Rachael Jennings
UX designer


A fun & convenient way to help busy professionals learn vocabulary on the go.


Created as an introductory project in Career Foundry's Certified UX Designer Program. Duration 2 months.


UX Research, Information Architecture, Wireframes & Prototyping, UX Design, UI Design, User Testing.


The brief was to design a mobile flashcard app that empowers people to learn new vocabulary. I used the User Centered Design Process to guide me throughout the design process. 


During the discovery phase of the project I wanted to get to know my target audience. I also wanted to understand the market so I preformed a competitive analysis of three competitors; Tiny Cards, Quizlet & Lexilize. I then created a problem statement to define the opportunity and keep the user focused design process on track.


Competitive Analysis 

I took an in-depth look at three other flashcard or language learning apps to get a better picture of the market

Tiny cards

+ Friendly and approachable voice used throughout, consistent in language used, animations and colour palate.

- No onboarding process, although it is a simple interface some of the tools are initially unclear.


+ Clear onboarding process as soon as opening the app.

- Relies almost exclusively on text based games without visual imagery


+ Engaging landing page with a strong statistical message.

- Necessary to sign up on before using app including the additional step of Username / DOB.

See link for the full report.

Problem Statement

"Our users need a way to improve their vocabulary that is flexible enough for a busy life but interesting and dynamic enough to keep them motivated."

User research

To gain insights about the real needs of users in my target market (professionals aged 25-45) I conducted a series of in-person interviews.

Key Insights

  • Finds it easier to learn languages informally with friends.
  • Finds it annoying when apps don't reflect real world situations.
  • Finds it difficult to concentrate for long periods of time.
  • Feels energized by entertaining teachers and classmates.
  • Would like to be able to learn in short bursts on-the-go.
  • Feels discouraged when unable to progress any further on a language app.
  • Likes to learn at least one new word per class and practice it in context.

See the link for the full report.


User Persona

Based on the insights I collected from the interviews I created a User Persona to create empathy with the end user. This helped ensure I was designing with real needs and goals in mind and was a really useful resource throughout the design process.

Hypothesis Statement

I then created a Hypothesis statement as a way to define the primary problem of my persona as well as a way to solve it.

"We believe that creating an language learning app that uses image based learning as well as an online community of language learners will keep our users interested enough to develop their skills and have them conversing comfortably with natives in 3 months."


User Flows

I then created user flows to study how my persona would move through the app. I chose signing up for the app and completing a group game as two critical tasks that the user would need to complete their goals.


Wireframe Sketching

I began sketching out the screens of the app, quickly and loosely testing out multiple different versions using the crazy 8s technique. I then decided on the best options using dot voting.

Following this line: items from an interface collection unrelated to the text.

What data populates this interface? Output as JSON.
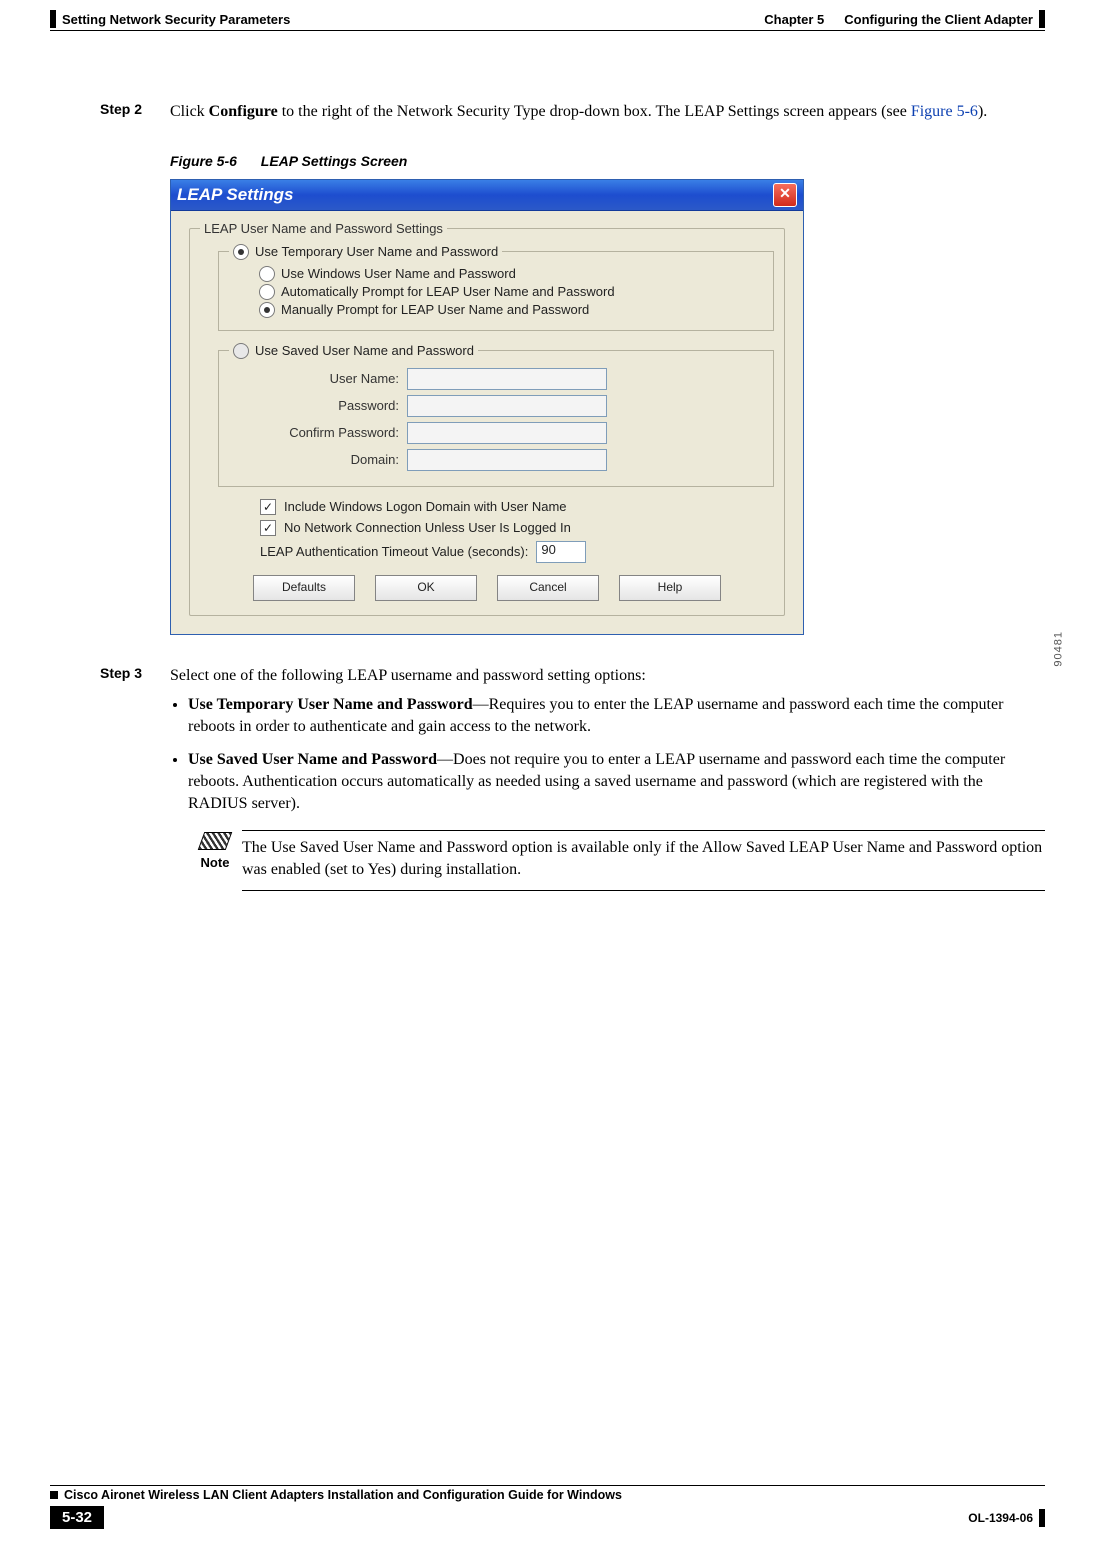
{
  "header": {
    "section_title": "Setting Network Security Parameters",
    "chapter_label": "Chapter 5",
    "chapter_title": "Configuring the Client Adapter"
  },
  "step2": {
    "label": "Step 2",
    "text_pre": "Click ",
    "text_bold": "Configure",
    "text_mid": " to the right of the Network Security Type drop-down box. The LEAP Settings screen appears (see ",
    "figref_link": "Figure 5-6",
    "text_post": ")."
  },
  "figure": {
    "ref": "Figure 5-6",
    "title": "LEAP Settings Screen"
  },
  "dialog": {
    "title": "LEAP Settings",
    "close": "✕",
    "group_legend": "LEAP User Name and Password Settings",
    "opt_temp": "Use Temporary User Name and Password",
    "sub_windows": "Use Windows User Name and Password",
    "sub_auto": "Automatically Prompt for LEAP User Name and Password",
    "sub_manual": "Manually Prompt for LEAP User Name and Password",
    "opt_saved": "Use Saved User Name and Password",
    "lbl_username": "User Name:",
    "lbl_password": "Password:",
    "lbl_confirm": "Confirm Password:",
    "lbl_domain": "Domain:",
    "chk_domain": "Include Windows Logon Domain with User Name",
    "chk_conn": "No Network Connection Unless User Is Logged In",
    "timeout_label": "LEAP Authentication Timeout Value (seconds):",
    "timeout_value": "90",
    "btn_defaults": "Defaults",
    "btn_ok": "OK",
    "btn_cancel": "Cancel",
    "btn_help": "Help",
    "image_id": "90481"
  },
  "step3": {
    "label": "Step 3",
    "intro": "Select one of the following LEAP username and password setting options:",
    "opt1_title": "Use Temporary User Name and Password",
    "opt1_body": "—Requires you to enter the LEAP username and password each time the computer reboots in order to authenticate and gain access to the network.",
    "opt2_title": "Use Saved User Name and Password",
    "opt2_body": "—Does not require you to enter a LEAP username and password each time the computer reboots. Authentication occurs automatically as needed using a saved username and password (which are registered with the RADIUS server).",
    "note_label": "Note",
    "note_body": "The Use Saved User Name and Password option is available only if the Allow Saved LEAP User Name and Password option was enabled (set to Yes) during installation."
  },
  "footer": {
    "book_title": "Cisco Aironet Wireless LAN Client Adapters Installation and Configuration Guide for Windows",
    "page_number": "5-32",
    "doc_id": "OL-1394-06"
  }
}
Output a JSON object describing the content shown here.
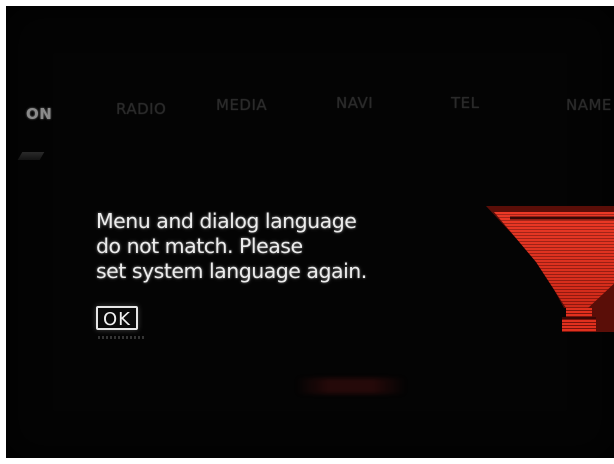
{
  "menu": {
    "tabs": [
      {
        "label": "ON",
        "active": true
      },
      {
        "label": "RADIO",
        "active": false
      },
      {
        "label": "MEDIA",
        "active": false
      },
      {
        "label": "NAVI",
        "active": false
      },
      {
        "label": "TEL",
        "active": false
      },
      {
        "label": "NAME",
        "active": false
      }
    ]
  },
  "dialog": {
    "lines": [
      "Menu and dialog language",
      "do not match. Please",
      "set system language again."
    ],
    "ok_label": "OK"
  },
  "graphic": {
    "icon": "red-funnel-icon",
    "color": "#e0301e"
  },
  "colors": {
    "background": "#040404",
    "text": "#ececec",
    "accent": "#e0301e"
  }
}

Mid & High Fidelity Wireframes

I then created Mid Fidelity Wireframes and linked them together to create a prototype. 

After a round of User testing I refined the design of these screens and created high fidelity wireframes that included UI elements such as colour and typography.

Tools: Balsamiq, Sketch

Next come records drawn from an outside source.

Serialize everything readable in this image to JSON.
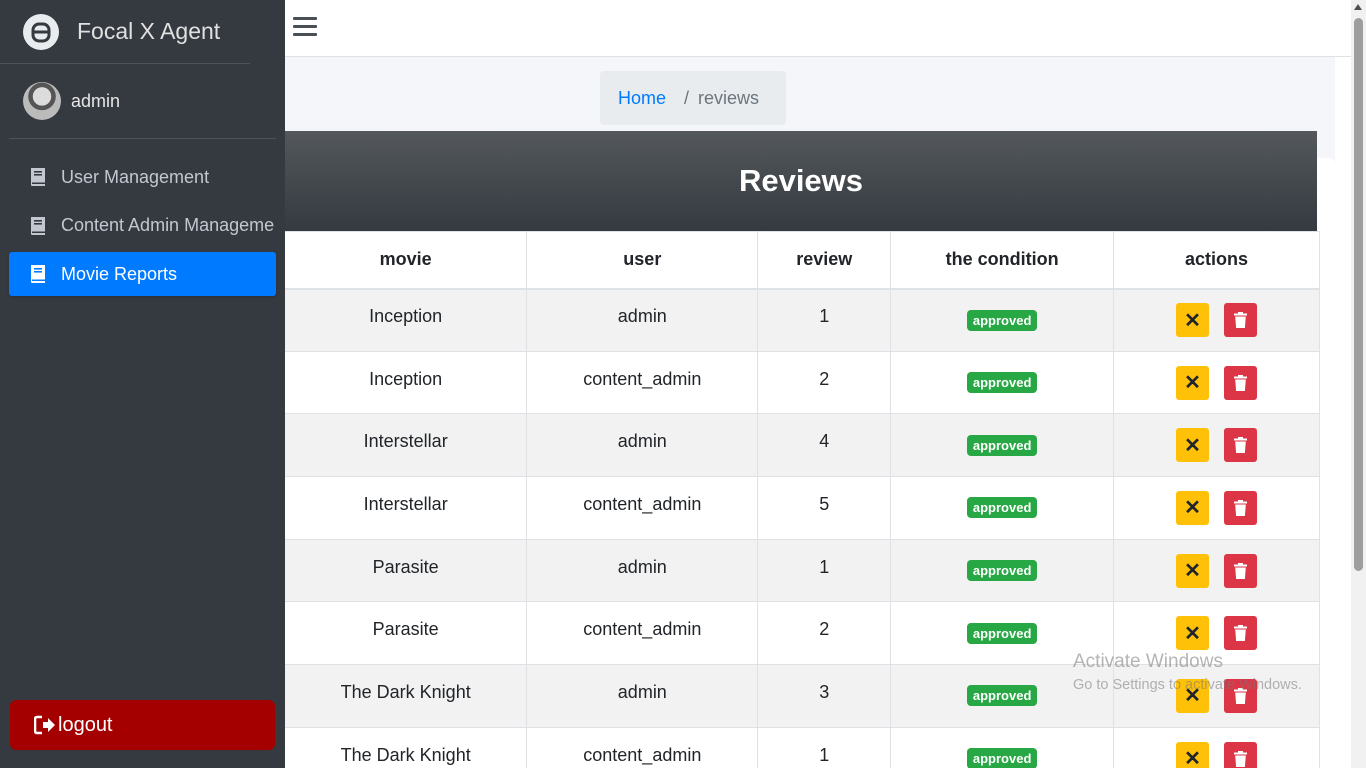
{
  "brand": {
    "name": "Focal X Agent"
  },
  "user": {
    "name": "admin"
  },
  "sidebar": {
    "items": [
      {
        "label": "User Management",
        "active": false
      },
      {
        "label": "Content Admin Manageme",
        "active": false
      },
      {
        "label": "Movie Reports",
        "active": true
      }
    ],
    "logout_label": "logout"
  },
  "breadcrumb": {
    "home": "Home",
    "separator": "/",
    "current": "reviews"
  },
  "card": {
    "title": "Reviews"
  },
  "table": {
    "columns": [
      "movie",
      "user",
      "review",
      "the condition",
      "actions"
    ],
    "rows": [
      {
        "movie": "Inception",
        "user": "admin",
        "review": "1",
        "condition": "approved"
      },
      {
        "movie": "Inception",
        "user": "content_admin",
        "review": "2",
        "condition": "approved"
      },
      {
        "movie": "Interstellar",
        "user": "admin",
        "review": "4",
        "condition": "approved"
      },
      {
        "movie": "Interstellar",
        "user": "content_admin",
        "review": "5",
        "condition": "approved"
      },
      {
        "movie": "Parasite",
        "user": "admin",
        "review": "1",
        "condition": "approved"
      },
      {
        "movie": "Parasite",
        "user": "content_admin",
        "review": "2",
        "condition": "approved"
      },
      {
        "movie": "The Dark Knight",
        "user": "admin",
        "review": "3",
        "condition": "approved"
      },
      {
        "movie": "The Dark Knight",
        "user": "content_admin",
        "review": "1",
        "condition": "approved"
      }
    ],
    "reject_glyph": "✕"
  },
  "watermark": {
    "title": "Activate Windows",
    "subtitle": "Go to Settings to activate Windows."
  },
  "colors": {
    "sidebar_bg": "#343a40",
    "active": "#007bff",
    "approved": "#28a745",
    "warning": "#ffc107",
    "danger": "#dc3545",
    "logout": "#a50000"
  }
}
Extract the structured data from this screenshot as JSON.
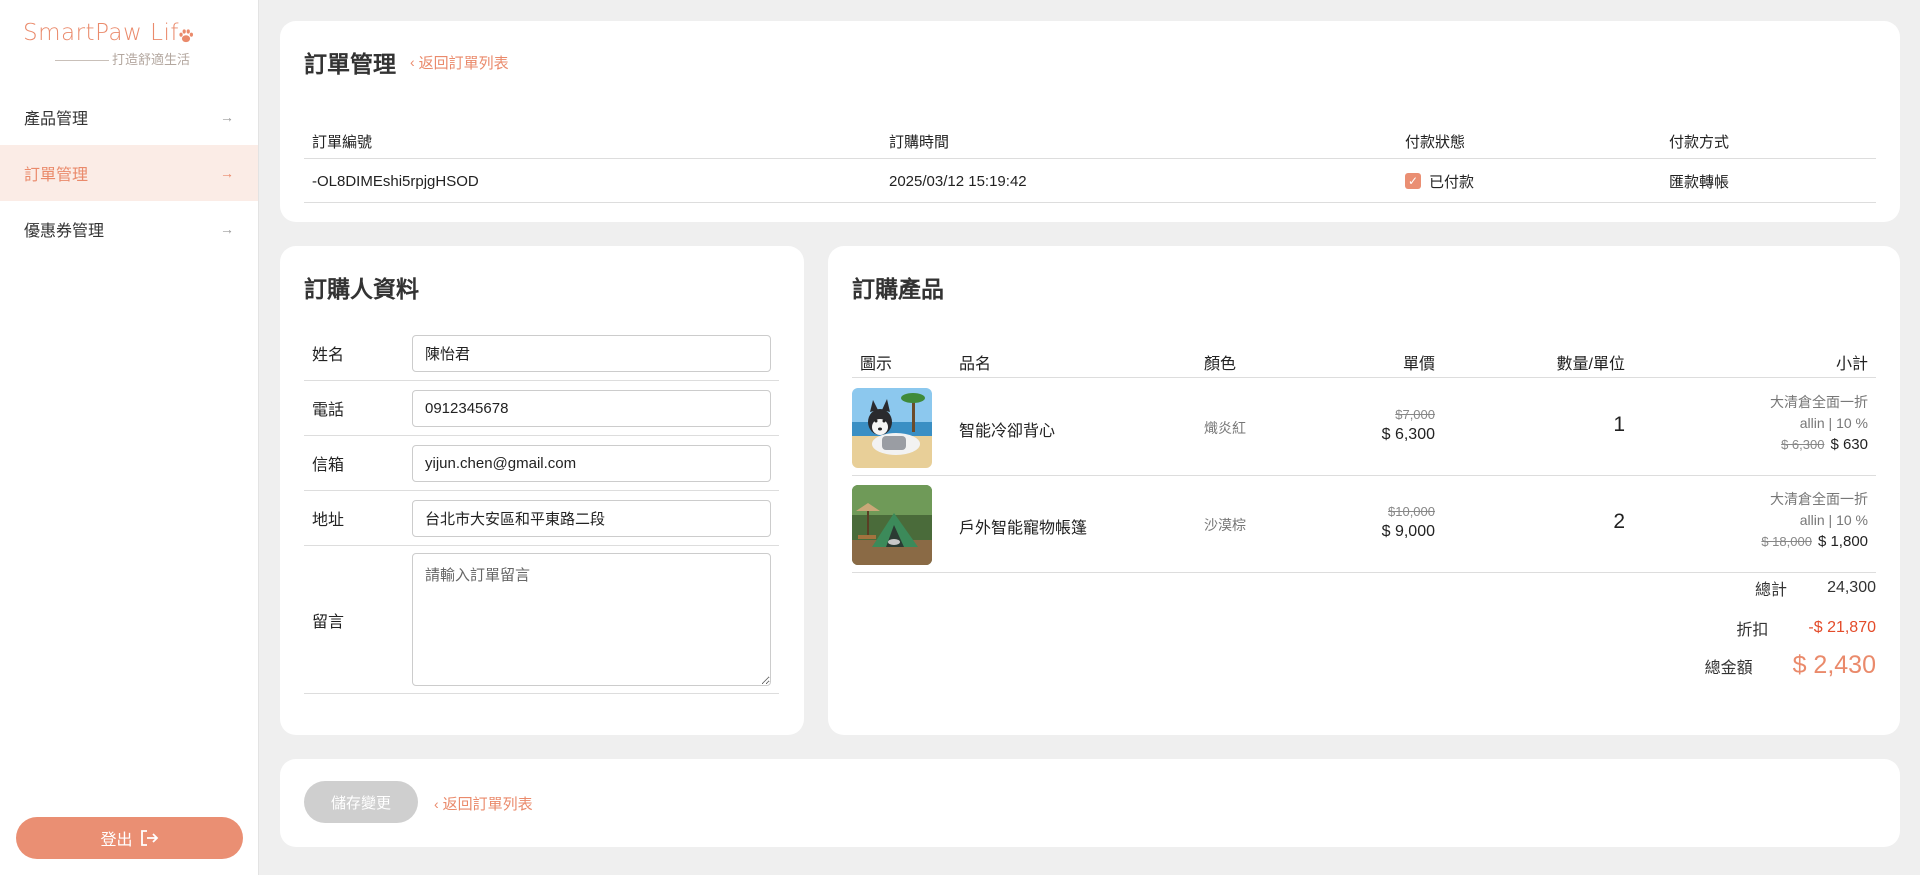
{
  "brand": {
    "name": "SmartPaw Lif",
    "tagline": "打造舒適生活"
  },
  "sidebar": {
    "items": [
      {
        "label": "產品管理"
      },
      {
        "label": "訂單管理"
      },
      {
        "label": "優惠券管理"
      }
    ],
    "logout_label": "登出"
  },
  "order_header": {
    "title": "訂單管理",
    "back_label": "返回訂單列表",
    "columns": [
      "訂單編號",
      "訂購時間",
      "付款狀態",
      "付款方式"
    ],
    "order_id": "-OL8DIMEshi5rpjgHSOD",
    "order_time": "2025/03/12 15:19:42",
    "payment_status": "已付款",
    "payment_method": "匯款轉帳"
  },
  "buyer": {
    "title": "訂購人資料",
    "fields": [
      {
        "label": "姓名",
        "value": "陳怡君"
      },
      {
        "label": "電話",
        "value": "0912345678"
      },
      {
        "label": "信箱",
        "value": "yijun.chen@gmail.com"
      },
      {
        "label": "地址",
        "value": "台北市大安區和平東路二段"
      }
    ],
    "note_label": "留言",
    "note_placeholder": "請輸入訂單留言",
    "note_value": ""
  },
  "products": {
    "title": "訂購產品",
    "columns": [
      "圖示",
      "品名",
      "顏色",
      "單價",
      "數量/單位",
      "小計"
    ],
    "rows": [
      {
        "name": "智能冷卻背心",
        "color": "熾炎紅",
        "original_price": "$7,000",
        "price": "$ 6,300",
        "qty": "1",
        "promo": "大清倉全面一折",
        "coupon": "allin | 10 %",
        "subtotal_original": "$ 6,300",
        "subtotal": "$ 630"
      },
      {
        "name": "戶外智能寵物帳篷",
        "color": "沙漠棕",
        "original_price": "$10,000",
        "price": "$ 9,000",
        "qty": "2",
        "promo": "大清倉全面一折",
        "coupon": "allin | 10 %",
        "subtotal_original": "$ 18,000",
        "subtotal": "$ 1,800"
      }
    ],
    "summary": {
      "total_label": "總計",
      "total": "24,300",
      "discount_label": "折扣",
      "discount": "-$ 21,870",
      "grand_label": "總金額",
      "grand": "$ 2,430"
    }
  },
  "footer": {
    "save_label": "儲存變更",
    "back_label": "返回訂單列表"
  },
  "colors": {
    "accent": "#ea8a6b",
    "discount": "#e34b2a",
    "disabled": "#cfcfcf",
    "background": "#efefef"
  }
}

See the evolution of the screens for signing up & onboarding below.

Prototyping & User Testing
Photo credit: Unsplash

Photo credit: Unsplash

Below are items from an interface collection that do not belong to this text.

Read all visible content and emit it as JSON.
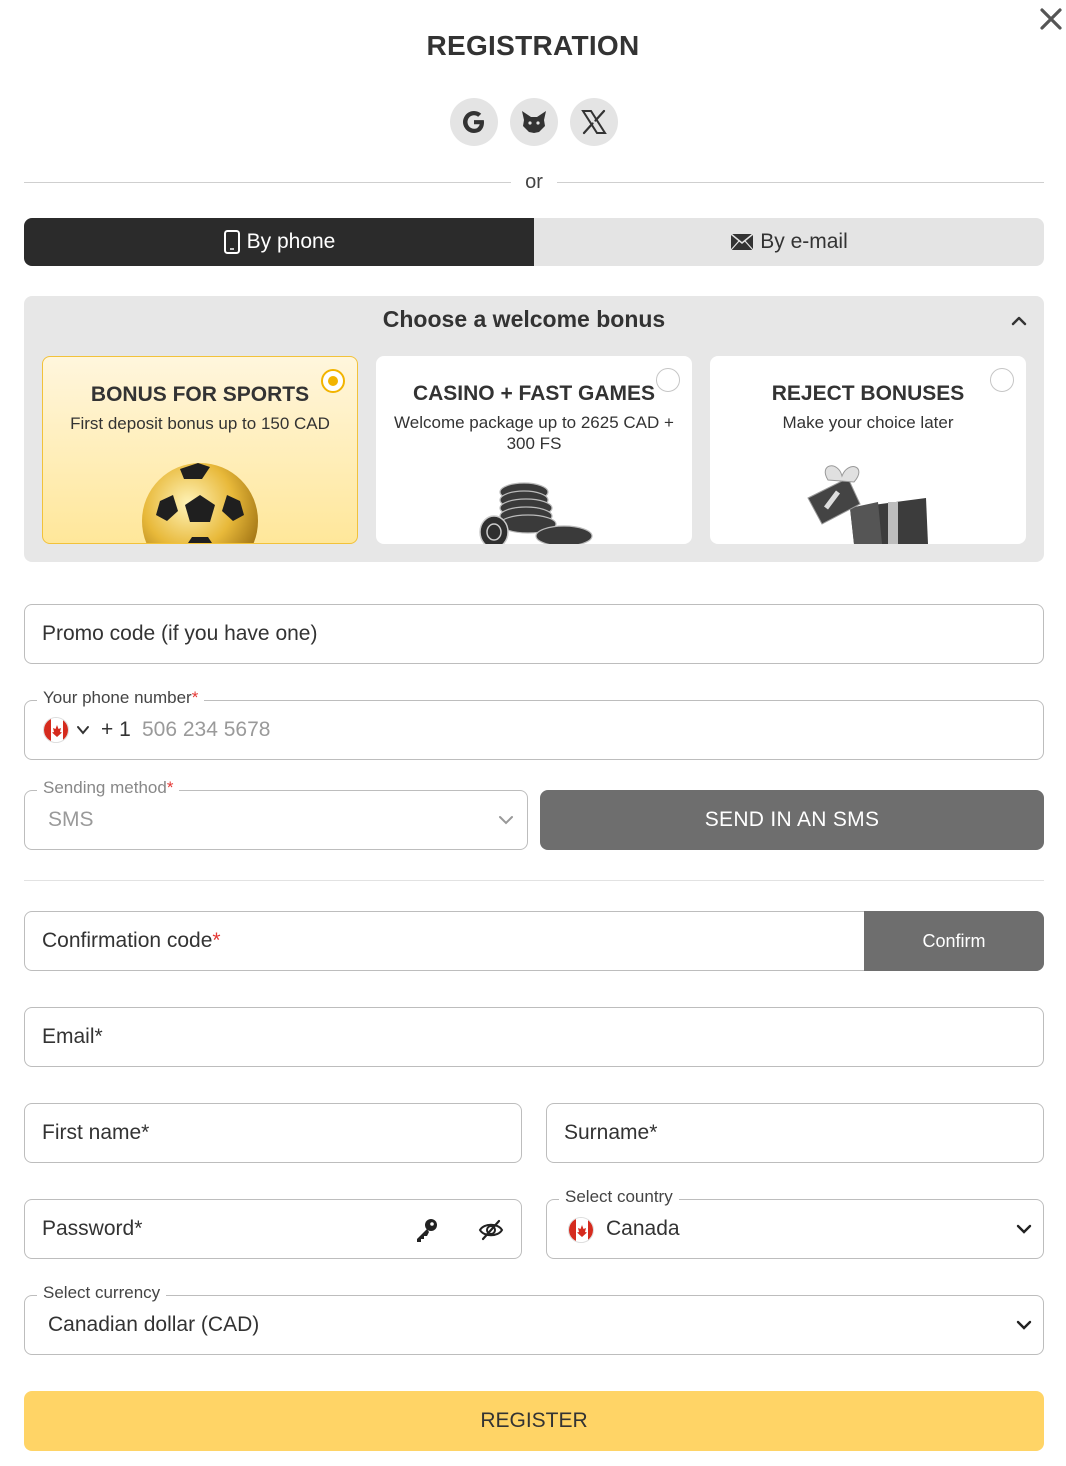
{
  "header": {
    "title": "REGISTRATION",
    "or_text": "or"
  },
  "socials": [
    {
      "name": "google",
      "icon": "google-icon"
    },
    {
      "name": "metamask",
      "icon": "fox-icon"
    },
    {
      "name": "x",
      "icon": "x-logo-icon"
    }
  ],
  "tabs": [
    {
      "label": "By phone",
      "icon": "phone-icon",
      "active": true
    },
    {
      "label": "By e-mail",
      "icon": "envelope-icon",
      "active": false
    }
  ],
  "bonus": {
    "title": "Choose a welcome bonus",
    "options": [
      {
        "title": "BONUS FOR SPORTS",
        "subtitle": "First deposit bonus up to 150 CAD",
        "selected": true,
        "image": "soccer-ball"
      },
      {
        "title": "CASINO + FAST GAMES",
        "subtitle": "Welcome package up to 2625 CAD + 300 FS",
        "selected": false,
        "image": "casino-chips"
      },
      {
        "title": "REJECT BONUSES",
        "subtitle": "Make your choice later",
        "selected": false,
        "image": "gift-box"
      }
    ]
  },
  "form": {
    "promo_placeholder": "Promo code (if you have one)",
    "phone_label": "Your phone number",
    "phone_required": "*",
    "phone_code": "+ 1",
    "phone_placeholder": "506 234 5678",
    "sending_label": "Sending method",
    "sending_required": "*",
    "sending_value": "SMS",
    "send_button": "SEND IN AN SMS",
    "confirmation_label": "Confirmation code",
    "confirmation_required": "*",
    "confirm_button": "Confirm",
    "email_placeholder": "Email*",
    "first_name_placeholder": "First name*",
    "surname_placeholder": "Surname*",
    "password_placeholder": "Password*",
    "country_label": "Select country",
    "country_value": "Canada",
    "currency_label": "Select currency",
    "currency_value": "Canadian dollar (CAD)",
    "register_button": "REGISTER"
  },
  "colors": {
    "accent": "#ffd466",
    "selected_border": "#f2c23a",
    "dark": "#2b2b2b",
    "button_gray": "#6e6e6e",
    "required": "#e53935"
  }
}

Usability Testing

I organised a series of user tests to make sure the app was intuitive and easy to use. I was particularly looking for errors that meant the participants couldn't complete a particular task or found it difficult. 

To assess the severity of the errors I used Jakob Nielsen’s error severity rating scale that ranks errors on a scale of 0-4 (0 not being a usability issue at all and 4 being a usability catastrophe). See the link for the full report including test plan and usability test report.


Error: Lack of back button

60% of the participants encountered frustration when there was a missing back button. This was a critical error and I corrected it in all instances


Error: Daily Goal unclear

Two of the participants didn't understand the meaning of Daily Goal in the onboarding sequence. To make it more clear I changed the language to "I want to study for ... per day".

Final Design

Style Guide

After the user testing it was time to define the User Interface of the design and document elements like colour, typography and illustrations to ensure consistency across all devices.


Final Screens with UI Design

Thank you.